My testing methods amount to looking for the Windows Phone and putting the trophy next to it.Reply
It's called a phone. Did I miss something? Phones should be tested for call clarity, for volume and distortion, for call drops. This is a set of tests for a tablet.Reply
It's called a phone. Did I miss something? Phones should be tested for call clarity, for volume and distortion, for call drops. This is a set of tests for a tablet.
It's ironic that the base function of a smartphone is the one thing that we cannot test. There are simply too many variables in play: carrier, location, time of day, etc. I know other sites post recordings of call quality and bandwidth numbers in an attempt to make their reviews appear more substantial and "scientific." All they're really doing, however, is feeding their readers garbage data. Testing the same phone at the same location but at a different time of day will yield different numbers. And unless you work in the same building where they're performing these tests, how is this data remotely relevant to you?
In reality, only the companies designing the RF components and making the smartphones can afford the equipment and special facilities necessary to properly test wireless performance. This is the reason why none of the more reputable sites test these functions; we know it cannot be done right, and no data is better than misleading data.
Call clarity and distortion, for example, has a lot to do with the codec used encode the voice traffic. Most carriers still use the old AMR codec, which is strictly a voice codec rather than an audio codec, and is relatively low quality. Some carriers are rolling out AMR wide-band (HD-Voice), which improves call quality, but this is not a universal feature. Even carriers that support it do not support it in all areas.
What about dropped calls? In the many years of using a cell phone, I can count the number of dropped calls I've had on one hand (that were not the result of driving into a tunnel or stepping into an elevator). How do we test something that occurs randomly and infrequently? If we do get a dropped call, is it the phone's fault or the network's? With only signal strength at the handset, it's impossible to tell.
If there's one thing we like doing, it's testing stuff, but we're not going to do it if we cannot do it right.
- Matt Humrick, Mobile Editor, Tom's Hardware
The reply is much appreciated.Reply
Not just Tom's (I like the site), but everyone has stopped rating phones on calls. It's been driving me nuts.
1st I think your reviews are very well done!
Question: is there anyway of testing cell phone low signal performance?
To date I have not found any English speaking reviews doing this.
1st I think your reviews are very well done!
Question: is there anyway of testing cell phone low signal performance?
Thanks for the compliment :)
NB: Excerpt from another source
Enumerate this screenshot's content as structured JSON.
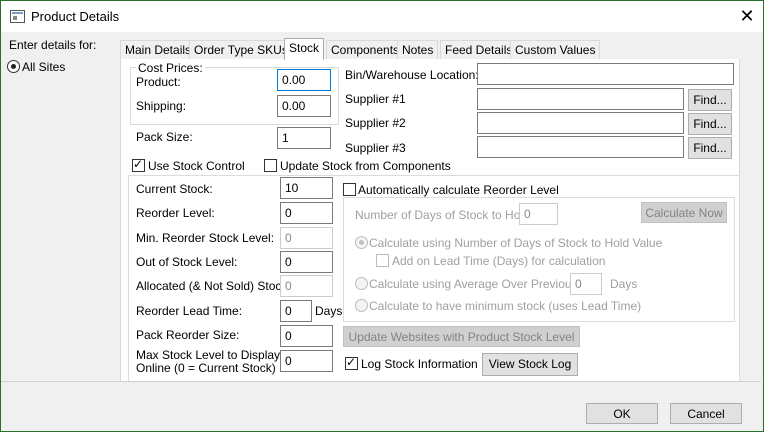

In order to test the low signal performance of a phone, we would need control of both ends of the connection. For example, you could be sitting right next to the cell tower and have an excellent signal, but still have a very slow connection. The problem is that you're sharing access to the tower with everyone else who's in range. So you can have a strong signal, but poor performance because the tower is overloaded. Without control of the tower, we would have no idea if the phone or the network is at fault.
You can test this yourself by finding a cell tower near a freeway off-ramp. Perform a speed test around 10am while sitting at the stoplight. You'll have five bars and get excellent throughput. Now do the same thing at 5pm. You'll still have five bars, but you'll probably be getting closer to dialup speeds. The reason being that the people in those hundreds of cars stopped on the freeway are all passing the time by talking, texting, browsing, and probably even watching videos.
- Matt Humrick, Mobile Editor, Tom's Hardware